Modern defence procurement is complicated, with the need to acquire a capability not just a platform, but is proving more difficult than expected

When in 1995 the British Army selected the Boeing AH-64D Apache Longbow to meet its attack helicopter need, it was clear that the service would be achieving a massive step forward in capability. But it was equally obvious that the army was faced with an equally giant task of ensuring that the Army Air Corps got its Westland-built Apache AH1s on time, on budget and in a way that provided a meaningful operational capability.

Realising the undoubted complexity of the task, the UK Ministry of Defence, the army and others took a six-pronged approach to acquire a capability, not just a programme. This in itself was a step forward in defence procurement, a shift from the seemingly traditional "let's get the shiny new toys and worry how to use them later" approach. The six lines adopted were: delivery of equipment; development of force structures and infrastructure; development of concepts and doctrine; training; recruitment and retention of manpower; and supporting and sustaining the Apache in service.

Last week the UK's National Audit Office (NAO) released a report on progress. The good news is that the NAO, not known for giving the MoD an easy ride, found positive aspects to the programme. Deliveries are a little late, but four months is nothing to worry about, while overspend is a miserly 2.5%. The force structure and infrastructure will be in place when needed, and manpower issues appear minor. However, the training programme is way behind schedule - it should have started in September last year but is running two years late. There are issues with the military aircraft release, acquisition of defensive aids test equipment, and the support system is not fully defined.

Some of the problems are a result of removing acquisition of the weapons and training packages from the prime contract and making them separate awards. It was intended to compete the supply of pilot and groundcrew tuition, but it was then decided to award the contract without competition to a Boeing/Westland joint venture Aviation Training International (ATIL). The 30-year private finance initiative (PFI)-funded deal was predicted to save the taxpayer £23 million ($36 million). Unfortunately, the contract signed by the MoD means it has paid£34 million for courses not taken because training material was not available from Westland as prime contractor. Other training problems have incurred a £6 million cost to pay for storing around half of the Apaches after delivery.

From the evidence in the NAO report, the MoD has taken a best-practice approach to the Apache, and it should be given a pat on the back for concentrating on acquiring the capability and not just the platform. However, the ministry does seem to have ignored commonsense in a number of areas.

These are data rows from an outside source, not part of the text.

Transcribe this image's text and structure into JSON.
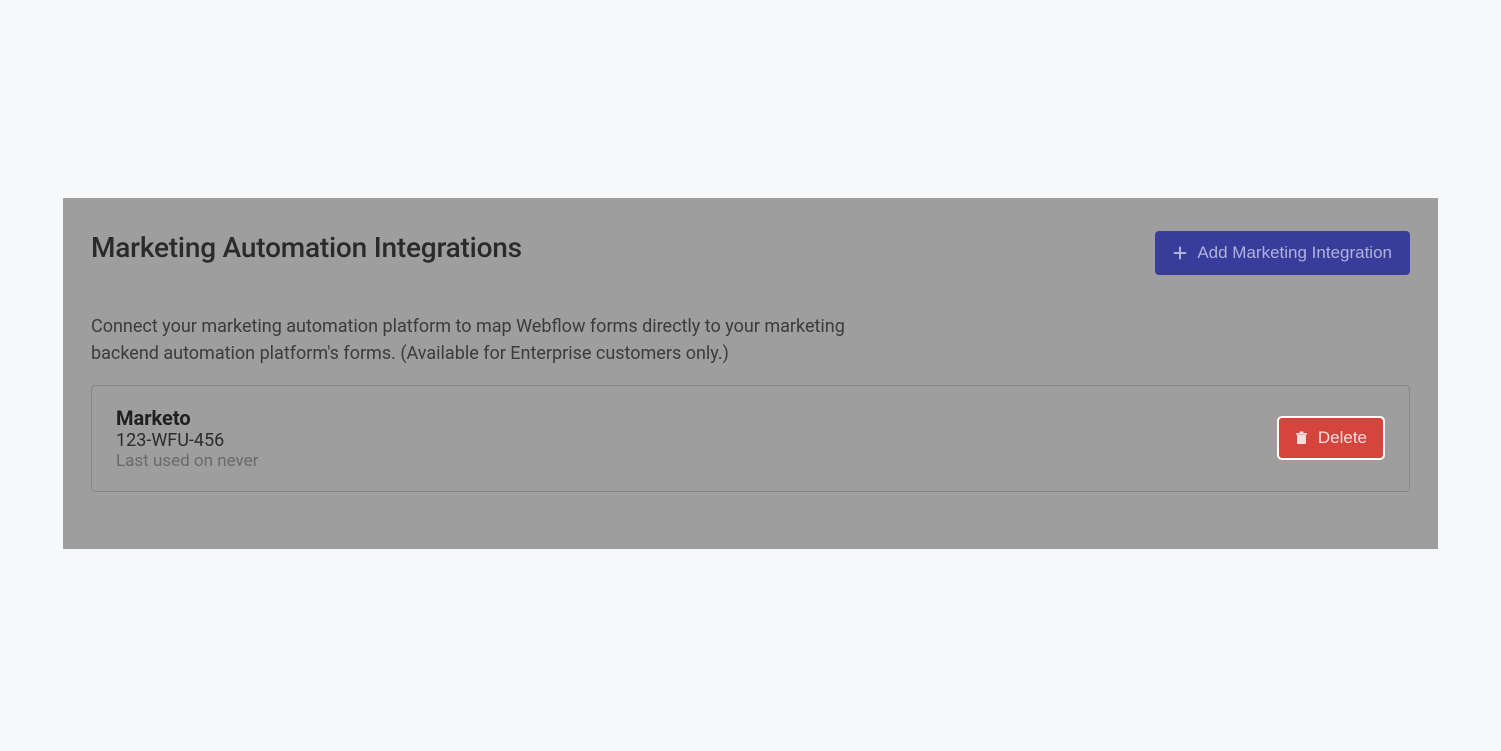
{
  "panel": {
    "title": "Marketing Automation Integrations",
    "add_button_label": "Add Marketing Integration",
    "description": "Connect your marketing automation platform to map Webflow forms directly to your marketing backend automation platform's forms. (Available for Enterprise customers only.)"
  },
  "integration": {
    "name": "Marketo",
    "id": "123-WFU-456",
    "last_used": "Last used on never",
    "delete_label": "Delete"
  }
}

Perhaps the most shocking slip was a £120 million spares package contract awarded to Westland to support the first 30 months of flying. That two-and-a-half year period ended on 31 October - last week - and unfortunately, because training is delayed and the number of flying hours about two-thirds fewer than planned, around 67% of the spares spend has gone to waste. The situation is exacerbated by a failure to agree the follow-on contract and the British Army could be faced with key spares shortages, particularly of long lead items. The NAO recommends in its report that more risk should have been transferred to the contractor by linking payments to measures of actual activity, such as flying hours.

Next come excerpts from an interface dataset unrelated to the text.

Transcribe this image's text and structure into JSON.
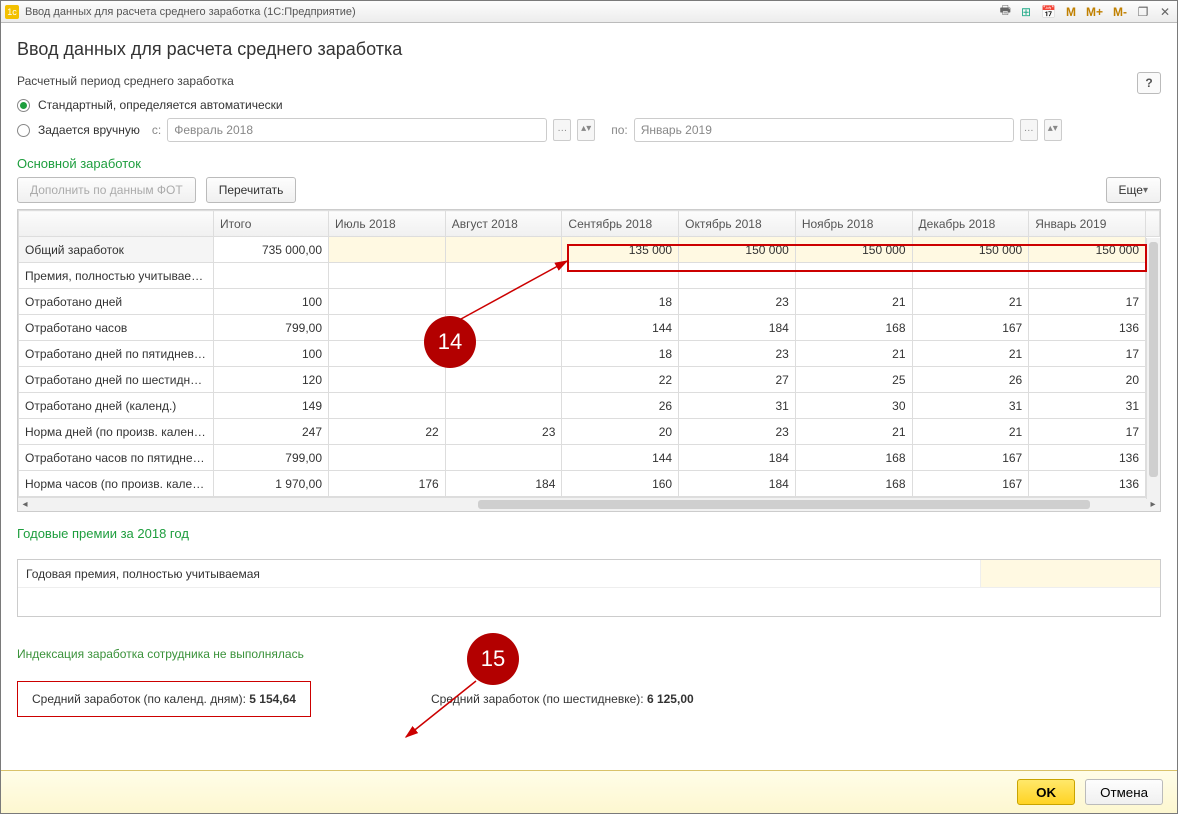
{
  "window": {
    "title": "Ввод данных для расчета среднего заработка  (1С:Предприятие)"
  },
  "page_title": "Ввод данных для расчета среднего заработка",
  "period": {
    "label": "Расчетный период среднего заработка",
    "radio_auto": "Стандартный, определяется автоматически",
    "radio_manual": "Задается вручную",
    "from_label": "с:",
    "from_value": "Февраль 2018",
    "to_label": "по:",
    "to_value": "Январь 2019"
  },
  "main_earnings": {
    "heading": "Основной заработок",
    "btn_fill": "Дополнить по данным ФОТ",
    "btn_recalc": "Перечитать",
    "btn_more": "Еще",
    "columns": [
      "",
      "Итого",
      "Июль 2018",
      "Август 2018",
      "Сентябрь 2018",
      "Октябрь 2018",
      "Ноябрь 2018",
      "Декабрь 2018",
      "Январь 2019"
    ],
    "rows": [
      {
        "label": "Общий заработок",
        "total": "735 000,00",
        "jul": "",
        "aug": "",
        "sep": "135 000",
        "oct": "150 000",
        "nov": "150 000",
        "dec": "150 000",
        "jan": "150 000",
        "hl": true,
        "sel": true
      },
      {
        "label": "Премия, полностью учитываемая",
        "total": "",
        "jul": "",
        "aug": "",
        "sep": "",
        "oct": "",
        "nov": "",
        "dec": "",
        "jan": ""
      },
      {
        "label": "Отработано дней",
        "total": "100",
        "jul": "",
        "aug": "",
        "sep": "18",
        "oct": "23",
        "nov": "21",
        "dec": "21",
        "jan": "17"
      },
      {
        "label": "Отработано часов",
        "total": "799,00",
        "jul": "",
        "aug": "",
        "sep": "144",
        "oct": "184",
        "nov": "168",
        "dec": "167",
        "jan": "136"
      },
      {
        "label": "Отработано дней по пятидневной...",
        "total": "100",
        "jul": "",
        "aug": "",
        "sep": "18",
        "oct": "23",
        "nov": "21",
        "dec": "21",
        "jan": "17"
      },
      {
        "label": "Отработано дней по шестидневн...",
        "total": "120",
        "jul": "",
        "aug": "",
        "sep": "22",
        "oct": "27",
        "nov": "25",
        "dec": "26",
        "jan": "20"
      },
      {
        "label": "Отработано дней (календ.)",
        "total": "149",
        "jul": "",
        "aug": "",
        "sep": "26",
        "oct": "31",
        "nov": "30",
        "dec": "31",
        "jan": "31"
      },
      {
        "label": "Норма дней (по произв. календа...",
        "total": "247",
        "jul": "22",
        "aug": "23",
        "sep": "20",
        "oct": "23",
        "nov": "21",
        "dec": "21",
        "jan": "17"
      },
      {
        "label": "Отработано часов по пятидневно...",
        "total": "799,00",
        "jul": "",
        "aug": "",
        "sep": "144",
        "oct": "184",
        "nov": "168",
        "dec": "167",
        "jan": "136"
      },
      {
        "label": "Норма часов (по произв. календа...",
        "total": "1 970,00",
        "jul": "176",
        "aug": "184",
        "sep": "160",
        "oct": "184",
        "nov": "168",
        "dec": "167",
        "jan": "136"
      }
    ]
  },
  "annual": {
    "heading": "Годовые премии за 2018 год",
    "row_label": "Годовая премия, полностью учитываемая"
  },
  "index_note": "Индексация заработка сотрудника не выполнялась",
  "summary": {
    "calendar_label": "Средний заработок (по календ. дням):",
    "calendar_value": "5 154,64",
    "sixday_label": "Средний заработок (по шестидневке):",
    "sixday_value": "6 125,00"
  },
  "footer": {
    "ok": "OK",
    "cancel": "Отмена"
  },
  "annotations": {
    "badge14": "14",
    "badge15": "15"
  }
}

Having learned some tough lessons on the Apache contract, the MoD should now set out to make sure that it learns from its mistakes and does not repeat them on future contracts. The ministry should create a team or organisation or invest in some software package that will drive home to all those involved in spending the taxpayers' money how to use the funds wisely. Not only should it learn from the NAO's latest report, but also from best practice it has established elsewhere in the procurement chain. For instance, "linking payments to measures of actual activity" is a standard way of paying for PFI services, so why not in the case of the Apache contractor spares package? However, on a cautionary note, the armed forces and those around them have a tendency to perform procedures "by numbers" rather than applying the right processes to suitable problems. This is as harmful as not learning important lessons.

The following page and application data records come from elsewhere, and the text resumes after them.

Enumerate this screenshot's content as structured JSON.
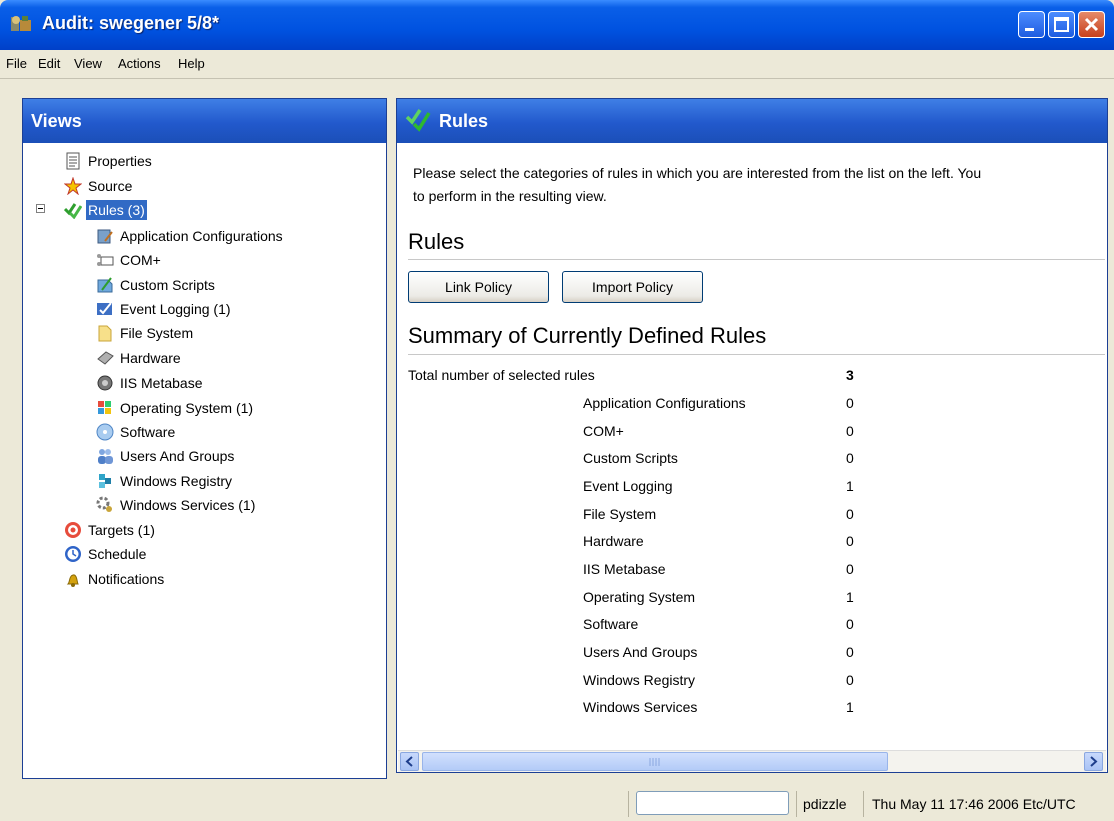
{
  "window": {
    "title": "Audit: swegener 5/8*",
    "controls": [
      "minimize-icon",
      "maximize-icon",
      "close-icon"
    ]
  },
  "menubar": {
    "items": [
      "File",
      "Edit",
      "View",
      "Actions",
      "Help"
    ]
  },
  "views_panel": {
    "title": "Views",
    "tree": [
      {
        "label": "Properties",
        "icon": "properties-icon"
      },
      {
        "label": "Source",
        "icon": "star-icon"
      },
      {
        "label": "Rules (3)",
        "icon": "rules-checkmark-icon",
        "selected": true,
        "expanded": true
      },
      {
        "label": "Application Configurations",
        "icon": "app-config-icon"
      },
      {
        "label": "COM+",
        "icon": "com-icon"
      },
      {
        "label": "Custom Scripts",
        "icon": "script-icon"
      },
      {
        "label": "Event Logging (1)",
        "icon": "event-log-icon"
      },
      {
        "label": "File System",
        "icon": "folder-icon"
      },
      {
        "label": "Hardware",
        "icon": "hardware-icon"
      },
      {
        "label": "IIS Metabase",
        "icon": "iis-icon"
      },
      {
        "label": "Operating System (1)",
        "icon": "os-icon"
      },
      {
        "label": "Software",
        "icon": "software-cd-icon"
      },
      {
        "label": "Users And Groups",
        "icon": "users-icon"
      },
      {
        "label": "Windows Registry",
        "icon": "registry-icon"
      },
      {
        "label": "Windows Services (1)",
        "icon": "services-gear-icon"
      },
      {
        "label": "Targets (1)",
        "icon": "target-icon"
      },
      {
        "label": "Schedule",
        "icon": "clock-icon"
      },
      {
        "label": "Notifications",
        "icon": "bell-icon"
      }
    ]
  },
  "rules_panel": {
    "title": "Rules",
    "intro_line1": "Please select the categories of rules in which you are interested from the list on the left. You",
    "intro_line2": "to perform in the resulting view.",
    "section_heading": "Rules",
    "buttons": {
      "link_policy": "Link Policy",
      "import_policy": "Import Policy"
    },
    "summary_heading": "Summary of Currently Defined Rules",
    "total_label": "Total number of selected rules",
    "total_value": "3",
    "rows": [
      {
        "category": "Application Configurations",
        "count": "0"
      },
      {
        "category": "COM+",
        "count": "0"
      },
      {
        "category": "Custom Scripts",
        "count": "0"
      },
      {
        "category": "Event Logging",
        "count": "1"
      },
      {
        "category": "File System",
        "count": "0"
      },
      {
        "category": "Hardware",
        "count": "0"
      },
      {
        "category": "IIS Metabase",
        "count": "0"
      },
      {
        "category": "Operating System",
        "count": "1"
      },
      {
        "category": "Software",
        "count": "0"
      },
      {
        "category": "Users And Groups",
        "count": "0"
      },
      {
        "category": "Windows Registry",
        "count": "0"
      },
      {
        "category": "Windows Services",
        "count": "1"
      }
    ]
  },
  "statusbar": {
    "user": "pdizzle",
    "datetime": "Thu May 11 17:46 2006 Etc/UTC"
  },
  "colors": {
    "titlebar": "#0052E0",
    "panel_header": "#2259CC",
    "selection": "#316AC5",
    "chrome": "#ECE9D8"
  }
}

The MoD can take some heart from the NAO's report. The ministry has used initiative and escaped from outdated methods of doing business, but now it must ensure that some hard lessons are not wasted.

Source: Flight International